All that's good, sort of. Unfortunately, though...
1. The show thinks it's tackling PTSD, but it's all surface level. We never see anyone suffer it for long, or with any symptoms beyond vague, general ones. One character gets memory-wiped and then everything's okay again! Asuka gets over the horrors by jumping back into even more horror. (I can actually sort of buy this with her, though, since Asuka's characterisation is developed in far more detail than anyone else's.)
2. There's lots of torture. The good guys torture any baddies they capture, then (if they're girls) turn them into allies. Eh? Does not compute. I'm pretty sure it wouldn't work like that. Besides, what's the point of torture if they've got magical truth serum, as in ep.4? It's basically just the show having a hard-on for Jack Bauer in 24, with a side order of "Kurumi needs professional help".

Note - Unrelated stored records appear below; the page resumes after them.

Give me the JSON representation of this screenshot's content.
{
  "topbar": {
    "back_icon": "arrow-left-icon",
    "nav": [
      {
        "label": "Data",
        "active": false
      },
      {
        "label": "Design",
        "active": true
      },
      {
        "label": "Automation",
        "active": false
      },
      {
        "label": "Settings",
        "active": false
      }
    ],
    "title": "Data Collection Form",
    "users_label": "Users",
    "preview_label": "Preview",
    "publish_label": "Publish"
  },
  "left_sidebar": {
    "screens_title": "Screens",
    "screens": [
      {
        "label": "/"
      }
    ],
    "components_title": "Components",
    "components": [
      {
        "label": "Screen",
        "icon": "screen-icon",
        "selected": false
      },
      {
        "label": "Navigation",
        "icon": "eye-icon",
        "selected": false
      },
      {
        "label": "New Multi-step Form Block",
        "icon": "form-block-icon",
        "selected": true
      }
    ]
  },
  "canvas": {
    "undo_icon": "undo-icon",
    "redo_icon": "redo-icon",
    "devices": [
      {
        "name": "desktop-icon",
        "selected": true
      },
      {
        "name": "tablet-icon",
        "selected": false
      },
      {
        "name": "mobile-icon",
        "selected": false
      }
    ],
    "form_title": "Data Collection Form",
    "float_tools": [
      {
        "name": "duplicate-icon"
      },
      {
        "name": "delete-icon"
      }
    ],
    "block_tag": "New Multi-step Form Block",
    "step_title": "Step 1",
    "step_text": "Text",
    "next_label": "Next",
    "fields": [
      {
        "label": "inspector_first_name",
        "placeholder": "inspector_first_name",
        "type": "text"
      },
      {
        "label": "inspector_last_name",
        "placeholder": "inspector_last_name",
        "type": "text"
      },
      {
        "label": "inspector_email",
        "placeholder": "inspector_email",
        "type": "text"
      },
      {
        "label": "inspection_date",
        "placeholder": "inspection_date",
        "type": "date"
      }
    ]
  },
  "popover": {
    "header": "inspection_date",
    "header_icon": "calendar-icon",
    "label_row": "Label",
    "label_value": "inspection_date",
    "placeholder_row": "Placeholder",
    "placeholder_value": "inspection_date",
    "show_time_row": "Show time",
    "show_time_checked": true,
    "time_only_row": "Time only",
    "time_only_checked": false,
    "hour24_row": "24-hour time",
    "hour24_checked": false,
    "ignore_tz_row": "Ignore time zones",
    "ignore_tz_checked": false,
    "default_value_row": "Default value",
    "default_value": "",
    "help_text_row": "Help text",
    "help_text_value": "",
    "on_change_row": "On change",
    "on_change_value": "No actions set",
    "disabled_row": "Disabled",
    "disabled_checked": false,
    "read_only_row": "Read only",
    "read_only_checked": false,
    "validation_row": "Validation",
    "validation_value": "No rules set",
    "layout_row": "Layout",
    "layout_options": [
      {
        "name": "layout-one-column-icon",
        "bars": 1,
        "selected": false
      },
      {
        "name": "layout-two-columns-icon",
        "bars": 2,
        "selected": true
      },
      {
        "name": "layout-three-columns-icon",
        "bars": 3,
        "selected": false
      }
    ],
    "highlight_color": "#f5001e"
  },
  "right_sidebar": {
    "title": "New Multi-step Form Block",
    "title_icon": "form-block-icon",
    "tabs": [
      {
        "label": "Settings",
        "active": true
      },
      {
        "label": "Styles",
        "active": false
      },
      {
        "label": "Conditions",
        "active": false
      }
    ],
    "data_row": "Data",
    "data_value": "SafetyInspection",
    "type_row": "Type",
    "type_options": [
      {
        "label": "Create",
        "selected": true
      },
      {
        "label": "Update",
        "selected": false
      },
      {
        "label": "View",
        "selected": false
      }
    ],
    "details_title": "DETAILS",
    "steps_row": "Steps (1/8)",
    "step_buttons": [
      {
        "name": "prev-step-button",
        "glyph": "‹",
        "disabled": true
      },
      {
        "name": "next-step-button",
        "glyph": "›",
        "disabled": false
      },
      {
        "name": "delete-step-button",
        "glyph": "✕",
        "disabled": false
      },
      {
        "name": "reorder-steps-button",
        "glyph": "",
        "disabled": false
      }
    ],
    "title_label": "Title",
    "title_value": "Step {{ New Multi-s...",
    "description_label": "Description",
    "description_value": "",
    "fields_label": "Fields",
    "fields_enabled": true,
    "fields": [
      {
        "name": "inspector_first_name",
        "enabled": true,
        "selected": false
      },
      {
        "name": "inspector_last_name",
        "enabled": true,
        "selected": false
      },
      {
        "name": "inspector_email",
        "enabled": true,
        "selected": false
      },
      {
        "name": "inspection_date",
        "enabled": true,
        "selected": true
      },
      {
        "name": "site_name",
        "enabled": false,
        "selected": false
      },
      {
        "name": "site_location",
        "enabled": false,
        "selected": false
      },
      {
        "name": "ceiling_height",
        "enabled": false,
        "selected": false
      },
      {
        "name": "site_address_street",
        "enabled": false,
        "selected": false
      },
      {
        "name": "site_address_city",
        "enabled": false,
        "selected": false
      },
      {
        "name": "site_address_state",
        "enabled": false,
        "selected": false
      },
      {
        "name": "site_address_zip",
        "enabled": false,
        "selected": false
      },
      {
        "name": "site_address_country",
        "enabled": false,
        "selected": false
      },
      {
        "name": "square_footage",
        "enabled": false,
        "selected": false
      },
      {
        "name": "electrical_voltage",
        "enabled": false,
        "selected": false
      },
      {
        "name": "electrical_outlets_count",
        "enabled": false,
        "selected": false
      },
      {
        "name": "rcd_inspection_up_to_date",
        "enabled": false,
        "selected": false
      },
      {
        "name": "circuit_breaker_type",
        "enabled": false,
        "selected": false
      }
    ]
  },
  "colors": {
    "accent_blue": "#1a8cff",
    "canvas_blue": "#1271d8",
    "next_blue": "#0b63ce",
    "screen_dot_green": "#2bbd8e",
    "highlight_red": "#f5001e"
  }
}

3. There's international politics and a grubby, cynical worldview. In some ways, this fits. I admire the neatness of keeping the authorities out of the picture by having them cynically deciding that the terrorists' current hostage would be more useful dead. Subjects like child soldiers, though, get introduced without much depth.
4. The girls have big breasts and are mostly lesbians, which is liable to make them stalkers, gropers and/or mentally ill psychos. (Lesbians are common in anime, admittedly, since there's a segment of anime fandom that hates seeing male characters at all. This anime's level of predominance, though, has tipped over into "trashy".)
5. Apparently, the manga's even more extreme. It has severed heads in the post, prostitutes at work in a brothel and goblins raping schoolgirls. (You can tell where those scenes go in the anime, but here they're less explicit.)
Oh, and the show's not great-looking either. The art style and character designs are pretty simple.
Is this a good show? Actually, to be honest, I sort of like it. It's wallowing in macho military grimdark and being fairly shallow about some sensitive topics, but it's also quite fun. It's too dumb and action-packed to be depressing. Besides, I think Asuka holds it together. The show would look a lot better if it hadn't plunged off the "every kind of stupid" torture cliff with Kurumi. (Those scenes should be offensive, but... again, the show's too dumb and lurid for that.) It's got absolutely nothing to say about the magical girl genre, though.